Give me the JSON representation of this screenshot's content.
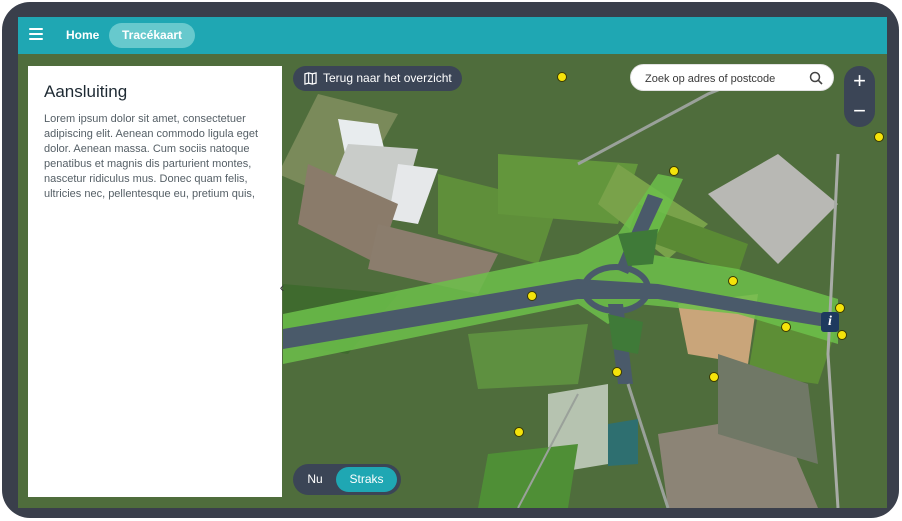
{
  "topbar": {
    "nav": [
      {
        "label": "Home",
        "active": false
      },
      {
        "label": "Tracékaart",
        "active": true
      }
    ]
  },
  "panel": {
    "title": "Aansluiting",
    "body": "Lorem ipsum dolor sit amet, consectetuer adipiscing elit. Aenean commodo ligula eget dolor. Aenean massa. Cum sociis natoque penatibus et magnis dis parturient montes, nascetur ridiculus mus. Donec quam felis, ultricies nec, pellentesque eu, pretium quis,",
    "collapse_glyph": "‹"
  },
  "map": {
    "back_label": "Terug naar het overzicht",
    "search_placeholder": "Zoek op adres of postcode",
    "zoom_in": "+",
    "zoom_out": "−",
    "info_glyph": "i",
    "toggle": {
      "now": "Nu",
      "later": "Straks",
      "selected": "Straks"
    },
    "icons": {
      "menu": "menu-icon",
      "back": "map-icon",
      "search": "search-icon",
      "pin": "marker-pin-icon"
    }
  },
  "colors": {
    "topbar": "#1fa7b3",
    "active_nav": "#67c9cd",
    "dark_controls": "#3b4556",
    "route_green": "#6cc04a",
    "pin_yellow": "#f5e30a"
  }
}
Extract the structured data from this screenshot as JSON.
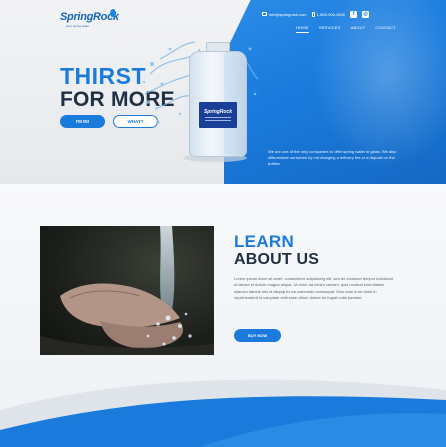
{
  "brand": {
    "name": "SpringRock",
    "tagline": "pure spring water"
  },
  "contact": {
    "email": "info@springrock.com",
    "phone": "1-800-000-0400"
  },
  "social": [
    {
      "icon": "facebook-icon",
      "glyph": "f"
    },
    {
      "icon": "instagram-icon",
      "glyph": "◎"
    }
  ],
  "nav": [
    {
      "label": "HOME",
      "active": true
    },
    {
      "label": "SERVICES",
      "active": false
    },
    {
      "label": "ABOUT",
      "active": false
    },
    {
      "label": "CONTACT",
      "active": false
    }
  ],
  "hero": {
    "title_line1": "THIRST",
    "title_line2": "FOR MORE",
    "primary_button": "I'M IN!",
    "secondary_button": "WHAT?",
    "bottle_label": "SpringRock",
    "description": "We are one of the only companies to offer spring water in glass. We also differentiate ourselves by not charging a delivery fee or a deposit on the bottles."
  },
  "about": {
    "title_line1": "LEARN",
    "title_line2": "ABOUT US",
    "text": "Lorem ipsum dolor sit amet, consectetur adipisicing elit, sed do eiusmod tempor incididunt ut labore et dolore magna aliqua. Ut enim ad minim veniam, quis nostrud exercitation ullamco laboris nisi ut aliquip ex ea commodo consequat. Duis aute irure dolor in reprehenderit in voluptate velit esse cillum dolore eu fugiat nulla pariatur.",
    "button": "BUY NOW"
  },
  "colors": {
    "brand_blue": "#1a7bdd",
    "navy": "#1f2f44",
    "label_blue": "#1a3f96"
  }
}
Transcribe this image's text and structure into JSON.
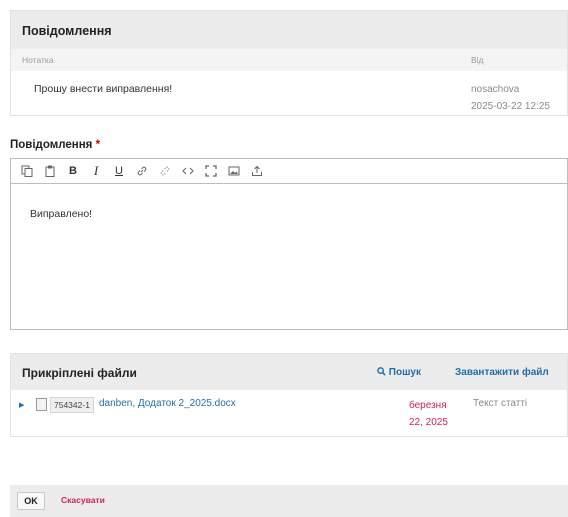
{
  "messages": {
    "title": "Повідомлення",
    "col_note": "Нотатка",
    "col_from": "Від",
    "items": [
      {
        "note": "Прошу внести виправлення!",
        "author": "nosachova",
        "date": "2025-03-22 12:25"
      }
    ]
  },
  "editor": {
    "label": "Повідомлення",
    "required_mark": "*",
    "content": "Виправлено!",
    "toolbar_icons": [
      "copy-icon",
      "paste-icon",
      "bold-icon",
      "italic-icon",
      "underline-icon",
      "link-icon",
      "unlink-icon",
      "code-icon",
      "fullscreen-icon",
      "image-icon",
      "upload-icon"
    ],
    "toolbar_glyphs": {
      "bold": "B",
      "italic": "I",
      "underline": "U"
    }
  },
  "files": {
    "title": "Прикріплені файли",
    "search_label": "Пошук",
    "upload_label": "Завантажити файл",
    "items": [
      {
        "id": "754342-1",
        "name": "danben, Додаток 2_2025.docx",
        "date_line1": "березня",
        "date_line2": "22, 2025",
        "type": "Текст статті"
      }
    ]
  },
  "footer": {
    "ok_label": "OK",
    "cancel_label": "Скасувати"
  },
  "colors": {
    "link": "#1e6fa8",
    "accent": "#d0225a",
    "required": "#d00000"
  }
}
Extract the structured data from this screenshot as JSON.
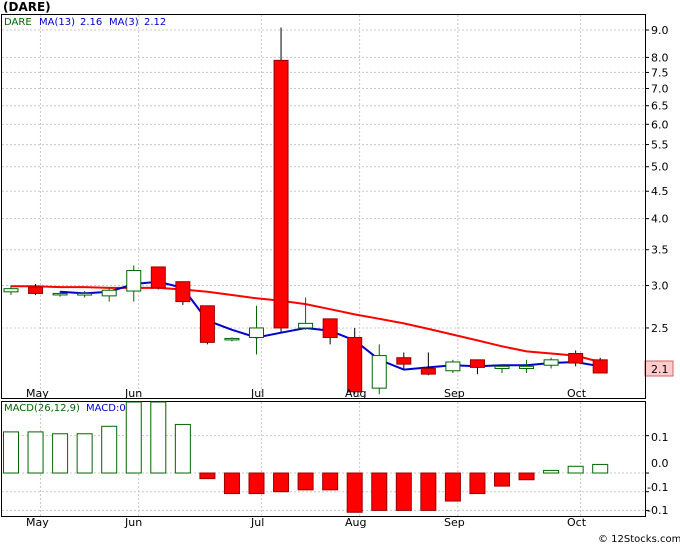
{
  "chart_data": {
    "type": "candlestick",
    "title": "(DARE)",
    "ticker": "DARE",
    "ma_legend": {
      "ma13_label": "MA(13)",
      "ma13_value": "2.16",
      "ma3_label": "MA(3)",
      "ma3_value": "2.12"
    },
    "last_price_tag": "2.1",
    "price_axis": {
      "scale": "log",
      "ylim": [
        1.85,
        9.6
      ],
      "ticks": [
        "9.0",
        "8.0",
        "7.5",
        "7.0",
        "6.5",
        "6.0",
        "5.5",
        "5.0",
        "4.5",
        "4.0",
        "3.5",
        "3.0",
        "2.5"
      ]
    },
    "months": [
      {
        "label": "May",
        "week": 1.2
      },
      {
        "label": "Jun",
        "week": 5.2
      },
      {
        "label": "Jul",
        "week": 10.2
      },
      {
        "label": "Aug",
        "week": 14.2
      },
      {
        "label": "Sep",
        "week": 18.2
      },
      {
        "label": "Oct",
        "week": 23.2
      }
    ],
    "candles": [
      {
        "o": 2.92,
        "h": 3.0,
        "l": 2.88,
        "c": 2.96
      },
      {
        "o": 2.98,
        "h": 3.02,
        "l": 2.88,
        "c": 2.9
      },
      {
        "o": 2.89,
        "h": 2.93,
        "l": 2.86,
        "c": 2.9
      },
      {
        "o": 2.88,
        "h": 2.93,
        "l": 2.85,
        "c": 2.9
      },
      {
        "o": 2.87,
        "h": 2.97,
        "l": 2.8,
        "c": 2.94
      },
      {
        "o": 2.93,
        "h": 3.27,
        "l": 2.8,
        "c": 3.2
      },
      {
        "o": 3.25,
        "h": 3.25,
        "l": 2.95,
        "c": 2.97
      },
      {
        "o": 3.05,
        "h": 3.05,
        "l": 2.76,
        "c": 2.8
      },
      {
        "o": 2.75,
        "h": 2.75,
        "l": 2.33,
        "c": 2.35
      },
      {
        "o": 2.38,
        "h": 2.4,
        "l": 2.36,
        "c": 2.39
      },
      {
        "o": 2.4,
        "h": 2.75,
        "l": 2.23,
        "c": 2.5
      },
      {
        "o": 7.9,
        "h": 9.1,
        "l": 2.45,
        "c": 2.5
      },
      {
        "o": 2.5,
        "h": 2.85,
        "l": 2.48,
        "c": 2.55
      },
      {
        "o": 2.6,
        "h": 2.6,
        "l": 2.33,
        "c": 2.4
      },
      {
        "o": 2.4,
        "h": 2.5,
        "l": 1.88,
        "c": 1.9
      },
      {
        "o": 1.93,
        "h": 2.33,
        "l": 1.88,
        "c": 2.22
      },
      {
        "o": 2.2,
        "h": 2.25,
        "l": 2.1,
        "c": 2.14
      },
      {
        "o": 2.1,
        "h": 2.25,
        "l": 2.04,
        "c": 2.05
      },
      {
        "o": 2.08,
        "h": 2.18,
        "l": 2.06,
        "c": 2.16
      },
      {
        "o": 2.18,
        "h": 2.18,
        "l": 2.05,
        "c": 2.11
      },
      {
        "o": 2.1,
        "h": 2.14,
        "l": 2.06,
        "c": 2.12
      },
      {
        "o": 2.1,
        "h": 2.18,
        "l": 2.06,
        "c": 2.12
      },
      {
        "o": 2.13,
        "h": 2.2,
        "l": 2.1,
        "c": 2.18
      },
      {
        "o": 2.24,
        "h": 2.27,
        "l": 2.12,
        "c": 2.15
      },
      {
        "o": 2.18,
        "h": 2.2,
        "l": 2.06,
        "c": 2.06
      }
    ],
    "ma3": [
      null,
      null,
      2.92,
      2.9,
      2.92,
      3.02,
      3.05,
      2.97,
      2.58,
      2.48,
      2.4,
      2.45,
      2.5,
      2.47,
      2.37,
      2.18,
      2.09,
      2.11,
      2.13,
      2.12,
      2.13,
      2.13,
      2.15,
      2.16,
      2.12
    ],
    "ma13": [
      2.99,
      2.99,
      2.98,
      2.98,
      2.97,
      2.97,
      2.97,
      2.95,
      2.92,
      2.88,
      2.84,
      2.81,
      2.77,
      2.71,
      2.65,
      2.6,
      2.55,
      2.49,
      2.43,
      2.37,
      2.31,
      2.26,
      2.24,
      2.22,
      2.16
    ],
    "macd_panel": {
      "label": "MACD(26,12,9)",
      "value_label": "MACD:0.02",
      "ylim": [
        -0.115,
        0.19
      ],
      "ticks": [
        "0.1",
        "0.0",
        "-0.1",
        "-0.1"
      ],
      "tick_values": [
        0.1,
        0.0,
        -0.05,
        -0.1
      ],
      "histogram": [
        0.11,
        0.11,
        0.105,
        0.105,
        0.125,
        0.19,
        0.19,
        0.13,
        -0.015,
        -0.055,
        -0.055,
        -0.05,
        -0.045,
        -0.045,
        -0.105,
        -0.1,
        -0.1,
        -0.1,
        -0.075,
        -0.055,
        -0.035,
        -0.018,
        0.007,
        0.018,
        0.023
      ]
    },
    "watermark": "© 12Stocks.com",
    "colors": {
      "up_fill": "#ffffff",
      "up_stroke": "#006600",
      "down_fill": "#ff0000",
      "down_stroke": "#990000",
      "ma3": "#0000cc",
      "ma13": "#ff0000",
      "grid": "#c8c8c8",
      "hist_pos_stroke": "#006600",
      "hist_neg": "#ff0000",
      "tag_fill": "#ffcccc"
    }
  }
}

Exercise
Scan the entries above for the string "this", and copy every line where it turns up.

Exercise result
Give me the JSON representation of this screenshot's content.
Extract the structured data from this screenshot as JSON.
Transcribe this image's text and structure into JSON.
Extract the structured data from this screenshot as JSON.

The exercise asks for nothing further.